Speech technology specialist Nuance Communications launched a new software package Tuesday designed to help enterprise customers tighten the security of their customer service systems.

Nuance Caller Authentication (NCA) 1.0 identifies users by verifying voice characteristics before enabling them to conduct automated transactions or access personal information by phone.

Nuance said its voiceprint method is more secure than entering personal identification numbers through touchtone phones. PINs can be lost or stolen, while the characteristics of a customer's voice are unique.

Gina Carriere, Nuance's senior product marketing manager, told internetnews.com that NCA can appeal to several different industries.

"Financial services can use it in a standard call center; healthcare organizations can use it to give doctors and patients access to information; and insurance companies are looking at it to automate claims processing," she said.

In addition, any company with a service fleet could have employees call in to update company records on their last repair job, and receive their next assignment from the automated system.

NCA also features reporting software to help companies learn more about how their customers use the system so adjustments to the menu or options can be made. It tracks customer call frequency, attempts at fraud, enrollment status and verification.

In addition to bolstering security through voice authentication, Nuance said NCA will save companies money because call center agents won't have to handle PIN reset requests or ask customers questions to confirm their identities.
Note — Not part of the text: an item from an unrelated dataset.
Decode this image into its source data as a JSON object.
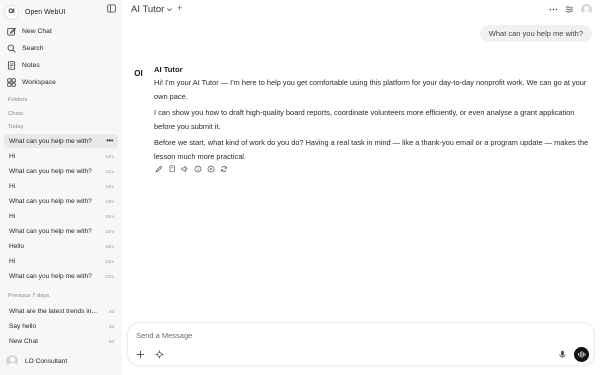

Nuance estimates that a call center handling 25 million calls a year can save about $3 million per year using voice authentication.

NCA is available now and pricing is determined by the amount of call traffic that's anticipated. It's based on the J2EE platform and VoiceXML 2.0, the programming language for voice applications, to make integration with enterprise resource planning (ERP) and database software easy.
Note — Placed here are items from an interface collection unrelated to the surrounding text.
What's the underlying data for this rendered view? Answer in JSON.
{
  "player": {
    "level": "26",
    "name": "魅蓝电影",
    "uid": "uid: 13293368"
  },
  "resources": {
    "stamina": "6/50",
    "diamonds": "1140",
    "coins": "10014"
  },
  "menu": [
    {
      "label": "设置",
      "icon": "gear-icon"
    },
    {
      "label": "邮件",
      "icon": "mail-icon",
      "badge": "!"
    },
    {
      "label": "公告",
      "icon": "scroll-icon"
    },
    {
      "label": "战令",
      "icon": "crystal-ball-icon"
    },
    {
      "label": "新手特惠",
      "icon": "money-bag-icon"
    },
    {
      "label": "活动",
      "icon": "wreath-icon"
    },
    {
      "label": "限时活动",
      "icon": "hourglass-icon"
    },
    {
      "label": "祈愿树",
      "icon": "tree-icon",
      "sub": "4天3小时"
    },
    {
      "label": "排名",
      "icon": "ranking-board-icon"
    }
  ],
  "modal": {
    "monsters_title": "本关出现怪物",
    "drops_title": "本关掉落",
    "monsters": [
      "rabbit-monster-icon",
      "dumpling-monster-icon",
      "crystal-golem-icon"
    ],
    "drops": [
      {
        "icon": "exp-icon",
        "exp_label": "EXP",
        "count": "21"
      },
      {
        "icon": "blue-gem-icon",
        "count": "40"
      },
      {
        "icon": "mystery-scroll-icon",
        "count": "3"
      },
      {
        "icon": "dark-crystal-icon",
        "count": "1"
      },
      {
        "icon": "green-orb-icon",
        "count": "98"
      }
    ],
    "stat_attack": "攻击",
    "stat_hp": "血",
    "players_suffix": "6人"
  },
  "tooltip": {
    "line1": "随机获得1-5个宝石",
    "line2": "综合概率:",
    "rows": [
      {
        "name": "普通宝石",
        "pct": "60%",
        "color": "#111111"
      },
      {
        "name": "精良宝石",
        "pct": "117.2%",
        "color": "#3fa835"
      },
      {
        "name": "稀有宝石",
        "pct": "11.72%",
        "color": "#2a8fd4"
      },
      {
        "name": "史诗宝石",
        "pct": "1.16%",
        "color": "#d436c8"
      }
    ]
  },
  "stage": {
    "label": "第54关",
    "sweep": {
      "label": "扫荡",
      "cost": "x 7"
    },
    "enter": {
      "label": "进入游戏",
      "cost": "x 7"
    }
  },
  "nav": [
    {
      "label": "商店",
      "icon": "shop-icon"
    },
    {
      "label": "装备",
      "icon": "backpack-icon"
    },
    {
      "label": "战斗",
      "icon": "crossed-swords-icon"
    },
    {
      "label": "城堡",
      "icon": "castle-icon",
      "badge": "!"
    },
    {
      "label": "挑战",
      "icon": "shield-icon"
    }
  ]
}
The speech recognition market has been ballyhooed for years. Adoption has been slowed by technological limitations -- background noise, punctuation and grammar and accents have poses problems in the past. (Industry giant Lernout & Hauspie's bankruptcy at a critical time for the market didn't help matters either.)

But Menlo Park, Calif.-based Nuance, which has 1,000 customers on some version of speech recognition, believes the space is heating up.

"I think [enterprises] are ready for it now," Carriere said, noting that consumers are also getting more comfortable dealing with automated attendants.

So do others. Nuance competes against several others companies including Scansoft , which acquired Speechworks International last year.

In addition, Microsoft and IBM have devoted time and money to develop offerings for the space.